Exactly 100 years ago today, the fourth Olympics of the modern era kicked off in London. Yes, really, in April. But there was a reason for the early start. The Olympics wasn't a two week made-for-TV extravaganza in those days, but a lengthy international celebration of amateur sportsmanship. All a bit fledgling, and still a bit rough around the edges. London had been asked to take over the organisation of the 1908 Olympics at the last minute, after Vesuvius erupted in 1906 and the Italians wanted to divert their money to rebuilding Naples instead. Which meant that the 1908 Olympics were organised by British officialdom. And it's just possible that we used our home advantage to, erm, cheat.
One glimpse at the final medal table, seen here on the walls of the BBC's Media Village in White City, shows the full extent of our "sporting excellence". We didn't just beat the rest of the world, we thrashed them. We won almost as many medals as the rest of the world put together (perhaps because, at that time, only 23 nice upstanding countries with decent chaps got invited). We won all the gold medals in the lawn tennis and the boxing and the yachting and the rowing. We won the football and the hockey and the polo and the tug-of-war.
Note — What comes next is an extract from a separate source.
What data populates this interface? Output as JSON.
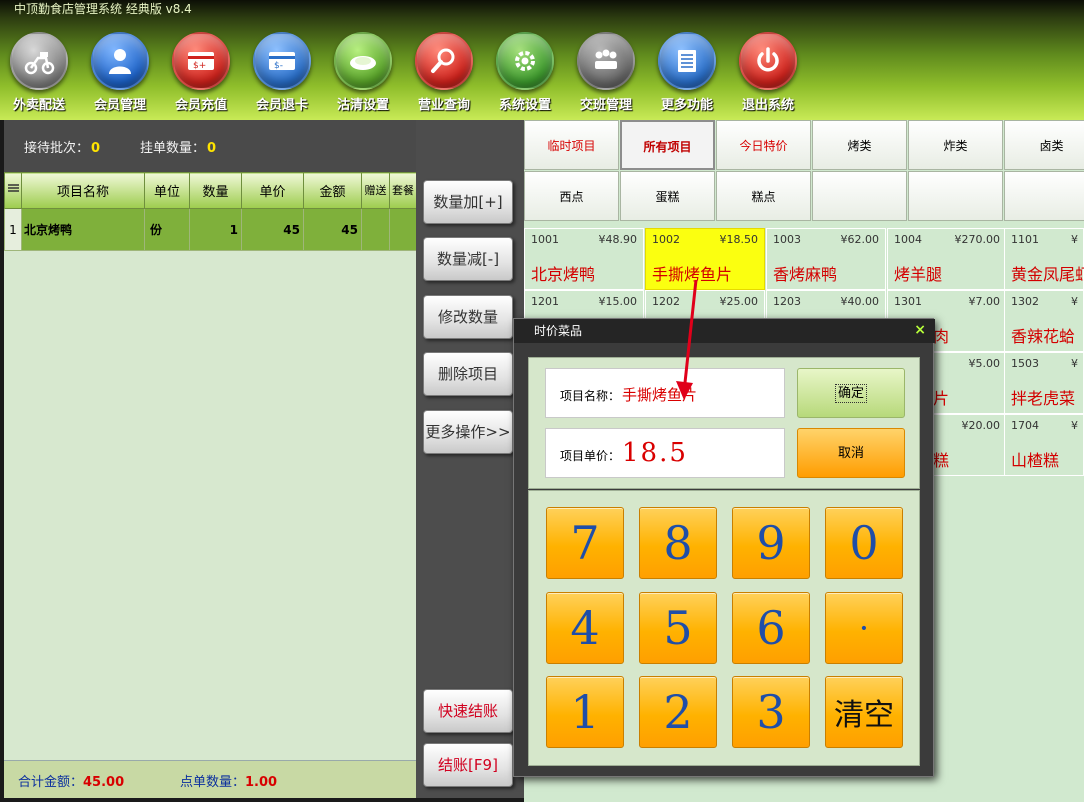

And we were the only country to enter the Racquets competition, so not surprisingly we won that too. Bit suspicious, innit?
The 1908 Olympics started on April 27th and ended as late as October 31st. That's a whole six months of intermittent sporting activities, from the opening Racquets event at the Queens Club to the closing banquet at the Holborn Restaurant. All of the athletics events were crammed into a few summer weeks at the new White City stadium, but the rest were spread out across the year in a not terribly coordinated way. No problem if you're the home country and live a few miles up the road, but rather more difficult for foreign teams in an era before international jet travel.
1908 Olympic events not held at White City April: Rackets (Queen's Club) May: Tennis (Queen's Club) June: Polo (Hurlingham) July: Lawn Tennis (Wimbledon), Shooting (Bisley & Uxendon), Rowing (Henley), Yachting (Ryde) August: Yachting (Clyde), Motor boats (Southampton Water) October: Boxing (Clerkenwell), Skating (Knightsbridge)
And another rather dodgy thing. All the organisers and officials at all of the 1908 events were British. No doubt we thought we were just being helpful, not requiring the rest of the world to muck in on home turf, but this decision did leave the competition open to a certain amount of bias. And nowhere was this more evident that in the rowing events at Henley. These were organised by the local boatclub - the oldest rowing club in the world, the Leander. Their stewards were concerned that anyone who'd practised on the course before the Games began might have an unfair advantage, so they banned all foreign teams from advance training on the Thames. They also observed that the Belgian eight had won races at the Henley Royal Regatta for the two previous years, so they banned the 'over-experienced' Belgians outright. And, unbelievably, the Belgians agreed. But the Leander team had no such qualms about their own experience. They entered the 1908 rowing competition on behalf of the UK and, having practised umpteen times on their local river, went on to win gold with considerable ease. So much for British sportsmanship.
You can see one of these dubious gold medals on display in Henley's fascinating River and Rowing Museum. They've also got a blade from the same race, inscribed with the names of the eight victorious oarsmen, and a rather ornate commemorative programme. No mention of an apology from the Leander club, however.
The Olympic regatta returned to Henley in 1948, and once again Team GB was victorious (but this time deservedly so). The museum has the winning coxless pair's boat on display, as propelled to victory by Hugh Laurie's dad. And they're also lucky enough to have Redgrave and Pinsent's winning coxless four from the Sydney Games in 2000 , complete with aerodynamic prow and stuck-down Adidas trainers. I wonder if we stand any chance of coming away with a similar haul of medals when the Olympic Regatta arrives downriver in Eton in 2012. Without deliberately biasing all the arrangements again, I suspect not.